No school – unless perhaps in a prescribed zone of ‘higher COVID restrictions’ – can legally send someone home for not wearing a face mask, nor can they exclude someone for it, but we can strongly advise that they should be worn. I could say they ‘must’ be worn but I cannot actually enforce this. This means we can attract criticism for not publicly saying it is a ‘must’. Equally, if it is made a ‘must’, and it is not enforced, then that can attract criticism too. It is worth noting that every discarded disposable mask we distribute becomes a bio-hazard for site staff so a recyclable one from home is by far the best option – alongside a bag to store it in. This issue is outlined in The TES:

We actually go further than government measures as we allow children to wear them in lessons and we are now rewarding children for wearing them. Our Headteacher have been in assemblies and communal areas rallying the need to wear them. Our staff wear them where they can. We are also adapting our Sixth Formers approach to further encourage usage amongst their younger peers, as well as re-branding our messaging to encourage all COVID measures are followed. Most children have them in school – we have checked – and an increasing number are wearing them more regularly. The method is to educate, encourage, and reward and the reality is that hand-washing and social distancing in and out of school are the most important measures. The DfE advice on face masks can be viewed at:

As ever, we require your support on this, and whilst we will keep the mantra going on it here, your raising it at home helps too.

Keeping the School Open:

We currently have two teachers out awaiting test results or isolating, have similar situations with ‘back-office’ colleagues, (as well as one teacher on jury service), and with the national picture on testing looking bleak and cases increasing, it is important to appreciate what might bring a closure.

It could be an outbreak in a year group, or it could be 8-10 teachers out ill, isolating or awaiting test results, because at that point we cannot staff and run a full school. Again, the COVID virus does not originate in a school so for us to stay open it requires all of us to manage our behaviour across our daily lives.

Of course, everyone understands this to some degree, and even if you are careful you can hit unlucky, but as someone in a position where there is clear responsibility for COVID decision-making, then I would say this cuts both ways.
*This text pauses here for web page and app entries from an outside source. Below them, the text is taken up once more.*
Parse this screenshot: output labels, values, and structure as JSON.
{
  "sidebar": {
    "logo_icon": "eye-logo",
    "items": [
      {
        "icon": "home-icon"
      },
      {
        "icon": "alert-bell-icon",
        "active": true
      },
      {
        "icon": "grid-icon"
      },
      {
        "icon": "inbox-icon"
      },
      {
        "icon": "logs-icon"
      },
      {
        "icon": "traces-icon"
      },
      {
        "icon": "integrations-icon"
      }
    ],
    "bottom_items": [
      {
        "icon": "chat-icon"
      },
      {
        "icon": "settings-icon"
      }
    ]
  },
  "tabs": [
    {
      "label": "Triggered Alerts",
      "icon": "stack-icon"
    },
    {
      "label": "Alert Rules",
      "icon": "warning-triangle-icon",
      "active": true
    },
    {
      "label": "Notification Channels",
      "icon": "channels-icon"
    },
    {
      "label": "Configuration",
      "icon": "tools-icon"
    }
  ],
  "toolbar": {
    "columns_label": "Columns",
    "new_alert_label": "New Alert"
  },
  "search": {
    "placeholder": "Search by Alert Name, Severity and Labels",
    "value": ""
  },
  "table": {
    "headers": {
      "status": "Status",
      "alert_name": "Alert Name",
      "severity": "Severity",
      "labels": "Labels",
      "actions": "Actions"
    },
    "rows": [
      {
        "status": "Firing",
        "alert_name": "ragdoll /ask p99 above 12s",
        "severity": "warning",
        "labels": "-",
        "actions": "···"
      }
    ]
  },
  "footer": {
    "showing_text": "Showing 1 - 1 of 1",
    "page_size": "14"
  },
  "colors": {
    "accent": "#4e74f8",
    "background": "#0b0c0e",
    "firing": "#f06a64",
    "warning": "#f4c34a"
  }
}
We can all rightly question the approach of others, but with around 1,400+ students and staff, and related families and friends, we in school cannot hold back the tide alone. It will be a combination of every teacher, every caterer, every cleaner, every parent, every student, and so on, that will keep us open or make us close. Our Headteacher will be at local kids’ football this weekend, and whilst he’ll be there with other Friary parents, he’ll also have other Friary parents reading this thinking he is being reckless. The line is tough to draw and not everyone will agree.

Again, we can all hold others accountable, but each of us have our own decisions and accountabilities which will decide what happens. If student X, or teacher Y, or parent Z, contracts COVID through poor decision-making at home, or rank bad luck, then no measurement we take in school is going to protect everyone. Equally, if misleading social media comments stir up concerns then it only detracts from us managing the COVID situation in school and helping your children to catch up the last six months. Certainly, we should never be immune to justified criticism, but we are not able to keep every plate spinning with ease, and we can never be all things to all people.

We’ll continue to promise that all of the school decisions will be taken using Public Health England advice, DfE guidance, H&S advice, consultation with our local partner schools, and with our governors (many of whom are parents and like us have their own share of the decisions we make as we negotiate daily life). We can promise that no decision will be taken lightly.

The reality is that we can only hope that this is enough and we can only hope we can remain open.

We’ll keep these updates coming and take care of yourselves too.